Using her friend’s phone to take a group photo during her wedding dress fitting, Ana Paula (Martha Higareda) stumbles upon a photo of the friend and her fiancé in a jacuzzi. After a catfight ensues, she is now having second thoughts whether the marriage should push through or not. Her sister Daniela (Miriam Higareda) thinks it’s a bad idea, and tells her that she will boycott the celebration. Confused and with a tequila bottle at hand, she drives around Mexico City, crashes a wedding reception, and ends up unconscious on the back of a pick-up truck. When she regains consciousness, she finds out that she’s been taken all the way to the jungles of Quintana Roo where she meets Erick (Michel Brown), an Argentinian doctor who lives in a small Mayan community. Back in DF, the other sister comes to the rescue of Gustavo (Luis Gerardo Méndez), her BFF with whom she has been in love since she was seven. Being teased as gay by his family for never having a girlfriend, he rides along and joins the charade, until both of them start to feel that perhaps there really is something there all along.
Why is it that in almost every Mexican film I’ve seen in the last few months or so, either Juan Pablo Medina or Rocio Garcia is always part of the cast? Both of them have been ubiquitous so far, it makes you think that perhaps they are that friendly with everybody in the industry that everyone just loves casting them. Nothing, it’s just an observation. Not that it bothers me in anyway, as long as they portray their roles well.
Seeing the film on the list of Mexico’s top-grossing movies, I guess I expected too much. The plot is completely recycled, and it seems like they took every rule from the rom-com handbook and just applied each and every one to the finished product. The storyline is so predictable that you can just see the ending coming from miles away. However, this does not mean to say that it’s not an enjoyable watch, because it actually is. It’s just that sometimes when you are presented with a material this cliché, you at least try to look for the crew’s effort to make it somehow stand out from the rest of the genre.
Well, there are some obvious attempts, and the best subplot is that of Quintana Roo’s Maya community.

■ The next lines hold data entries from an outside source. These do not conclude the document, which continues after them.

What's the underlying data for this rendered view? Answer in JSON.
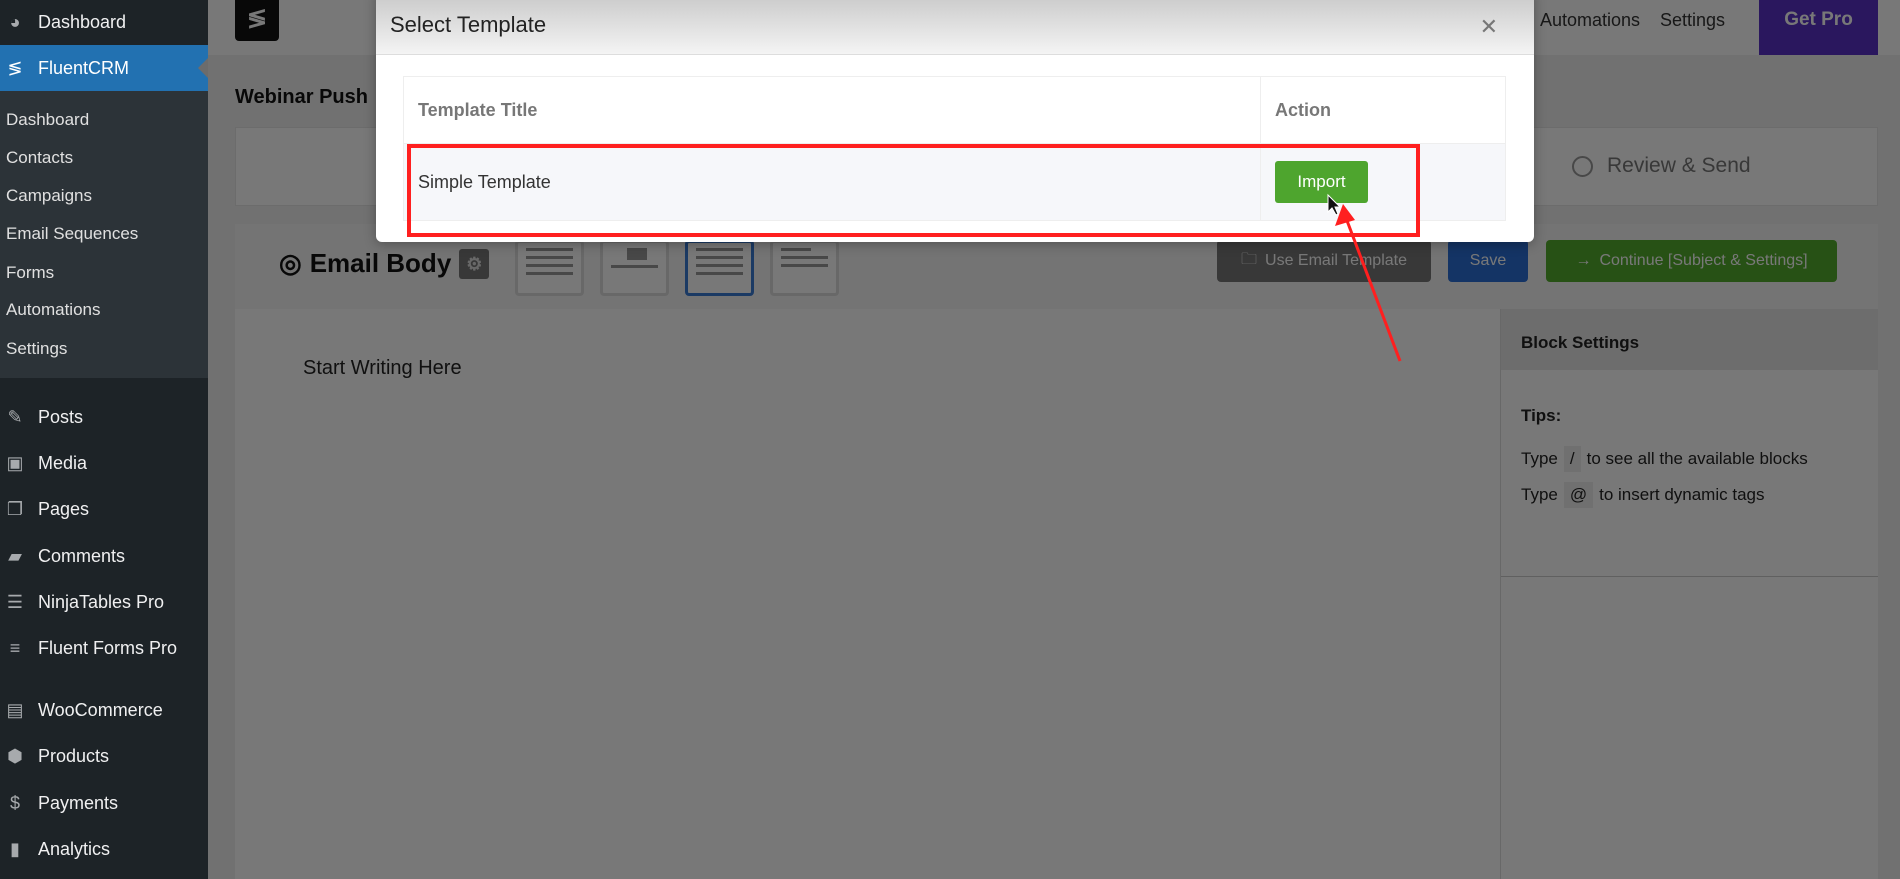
{
  "sidebar": {
    "dashboard": "Dashboard",
    "fluentcrm": "FluentCRM",
    "sub": [
      "Dashboard",
      "Contacts",
      "Campaigns",
      "Email Sequences",
      "Forms",
      "Automations",
      "Settings"
    ],
    "items": [
      "Posts",
      "Media",
      "Pages",
      "Comments",
      "NinjaTables Pro",
      "Fluent Forms Pro",
      "WooCommerce",
      "Products",
      "Payments",
      "Analytics"
    ]
  },
  "topnav": {
    "automations": "Automations",
    "settings": "Settings",
    "get_pro": "Get Pro"
  },
  "campaign_title": "Webinar Push",
  "steps": {
    "review": "Review & Send"
  },
  "email_body": {
    "title": "Email Body",
    "use_template": "Use Email Template",
    "save": "Save",
    "continue": "Continue [Subject & Settings]",
    "placeholder": "Start Writing Here"
  },
  "block_settings": {
    "title": "Block Settings",
    "tips": "Tips:",
    "tip1_pre": "Type",
    "tip1_key": "/",
    "tip1_post": "to see all the available blocks",
    "tip2_pre": "Type",
    "tip2_key": "@",
    "tip2_post": "to insert dynamic tags"
  },
  "modal": {
    "title": "Select Template",
    "col_title": "Template Title",
    "col_action": "Action",
    "rows": [
      {
        "title": "Simple Template",
        "action": "Import"
      }
    ]
  },
  "colors": {
    "accent": "#2271b1",
    "import": "#4ea52e",
    "highlight": "#ff1f1f",
    "get_pro": "#3c1c8c"
  }
}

Sponsored in part by said state, almost half of the film showcases not just the natural beauty of the region, but also the culture of the indigenous people living there. We get to witness a traditional Maya wedding preparation, as well as the ceremony itself held beside an underground cenote. That particular scene is quite short, but magical nonetheless. But then again, that’s another rule lifted from the handbook: Bring the audience to a field trip to distract them from the rehashed plot.
As for the scenes with the other sister in Mexico City, it plays more like Meet the Parents, with the annoying brother-in-law being the exaggerated one who cracks corny jokes. There is chemistry between Higareda and Méndez, but the stereotypical rom-com formula treatment no longer leaves any room for excitement. But hey, at least they tried. The same thing can be said regarding the Quintana Roo subplot between the other Higareda and Brown. The good thing about this cast is that all four of them are attractive, which serves its purpose well as another worthwhile distraction.
What about social relevance? The film’s tagline happens to be: The wedding justifies the means. If you analyze the plot, it’s the other sister afraid of commitment who ends up getting married, while the other one who was dying to do so became more spontaneous and was okay with a more informal relationship with her new guy. The title itself says a lot: Go get married, whoever can. Maybe it’s an ode to the persisting disestablishment of marriage itself as an institution, on how people nowadays are more in love with the idea more than the person they are marrying. Given how it earned that much in the local box office, perhaps that’s how most Mexicans feel nowadays.